Born in Oakland in 1979, Roberson was picked from Feather River College north of Sacramento on the ninth round of the 2001 draft by Philadelphia. He spent seven years in the Phillies system, earning AA Eastern League MVP and Rookie of the Year honors in 2005 on the heels of a .311 season at the plate with 15 homers and 34 steals for Reading. After making his LMP debut with Hermosillo later that year, Roberson played his first MLB game on May 12, 2006 during an 8-4 Philadelphia win in Cincinnati. He went on to appear in 85 big league games, mostly as a defensive replacement, and hit .232 in 72 plate appearances. The Phils sold Roberson to the Orioles in 2008 and he spend that season with Norfolk of the AAA International League before signing as a free agent with the Diamondbacks and playing for Reno in the AAA Pacific Coast League in 2009.

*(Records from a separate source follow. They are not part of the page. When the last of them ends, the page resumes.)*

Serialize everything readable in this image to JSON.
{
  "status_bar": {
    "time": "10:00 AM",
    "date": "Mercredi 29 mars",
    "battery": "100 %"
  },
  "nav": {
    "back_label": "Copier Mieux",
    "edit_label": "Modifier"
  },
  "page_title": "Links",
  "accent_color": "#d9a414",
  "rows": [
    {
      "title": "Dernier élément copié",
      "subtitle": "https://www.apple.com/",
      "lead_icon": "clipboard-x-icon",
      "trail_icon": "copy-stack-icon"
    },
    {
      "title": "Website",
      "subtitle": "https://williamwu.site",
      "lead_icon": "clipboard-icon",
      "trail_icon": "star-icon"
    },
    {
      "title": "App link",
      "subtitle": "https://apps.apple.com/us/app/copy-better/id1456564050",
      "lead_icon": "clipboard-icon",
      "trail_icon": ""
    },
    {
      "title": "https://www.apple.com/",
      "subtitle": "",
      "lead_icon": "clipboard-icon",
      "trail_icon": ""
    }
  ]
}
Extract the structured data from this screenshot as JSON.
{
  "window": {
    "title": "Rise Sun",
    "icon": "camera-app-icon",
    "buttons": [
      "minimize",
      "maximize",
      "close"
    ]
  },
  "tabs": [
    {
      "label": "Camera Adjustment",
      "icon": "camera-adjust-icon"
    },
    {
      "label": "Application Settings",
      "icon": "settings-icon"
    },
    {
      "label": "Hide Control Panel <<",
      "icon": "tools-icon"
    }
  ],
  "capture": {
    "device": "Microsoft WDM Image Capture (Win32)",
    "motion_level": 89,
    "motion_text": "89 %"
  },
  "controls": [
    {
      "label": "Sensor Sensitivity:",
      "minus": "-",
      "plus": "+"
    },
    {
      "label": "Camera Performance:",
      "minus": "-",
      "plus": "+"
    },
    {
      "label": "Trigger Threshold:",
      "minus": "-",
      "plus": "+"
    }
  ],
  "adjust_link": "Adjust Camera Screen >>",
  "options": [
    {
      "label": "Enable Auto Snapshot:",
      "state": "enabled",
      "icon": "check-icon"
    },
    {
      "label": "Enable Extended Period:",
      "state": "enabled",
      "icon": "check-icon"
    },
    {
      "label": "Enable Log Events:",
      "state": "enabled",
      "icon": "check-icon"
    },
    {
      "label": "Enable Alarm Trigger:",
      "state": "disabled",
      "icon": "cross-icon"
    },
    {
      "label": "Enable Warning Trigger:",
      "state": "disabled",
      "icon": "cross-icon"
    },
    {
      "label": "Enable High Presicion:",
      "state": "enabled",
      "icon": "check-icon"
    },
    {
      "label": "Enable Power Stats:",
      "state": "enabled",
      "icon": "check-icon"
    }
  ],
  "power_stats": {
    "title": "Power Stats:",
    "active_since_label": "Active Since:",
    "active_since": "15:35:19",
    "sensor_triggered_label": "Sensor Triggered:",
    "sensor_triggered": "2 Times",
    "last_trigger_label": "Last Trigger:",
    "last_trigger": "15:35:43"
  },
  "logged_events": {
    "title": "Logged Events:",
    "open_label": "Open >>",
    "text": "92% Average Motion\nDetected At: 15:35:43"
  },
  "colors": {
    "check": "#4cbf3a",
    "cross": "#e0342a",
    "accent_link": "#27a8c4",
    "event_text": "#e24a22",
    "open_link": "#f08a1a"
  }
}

Roberson spent his fifth winter in Hermosillo in 2009-10 and appeared in his first Caribbean Series, then made his move to Mexico permanent by signing with Monterrey of the Mexican League for the 2010 campaign. He's patrolled the Sultanes outfield ever since, batting .333 (topping .300 nine of ten seasons) with 112 homers and 160 steals while scoring 657 runs from his customary leadoff spot in the batting order while performing in six All-Star Games and playing for the Fall 2018 champions.
While his .285 average with 68 homers, 168 steals and 548 runs in 16 seasons of winterball mostly don't match his Mexican League marks, Roberson has been a distinctive Mex Pac performer over the years. He played in seven Caribbean Series between 2011 and 2018 and was named MVP of the 2014 Crown Jewel of Latin Baseball after leading Hermosillo to the title while leading all batters with ten hits (including the event's lone triple), six runs, two steals and 19 stolen bases over six games.
Whether Roberson, who turned 41 in August, has retired is partly his choice. While he's now a free agent in the LMP, he's still on Monterrey's Mexican League roster and the Sultanes fan favorite did hit .338 with eight homers and five steals in 72 games for manager Roberto Kelly in 2019. If he decides he's done with Mexican baseball, he's certainly not done with Mexico. Married to Monterrey native Yaneth and father to two daughters, Roberson became a Mexican citizen in 2016 and played for Mexico in the 2017 World Baseball Classic under skipper Edgar Gonzalez.
Although Chris Roberson may have been born and raised in California, his heart and soul now appear to be firmly planted in Mexico.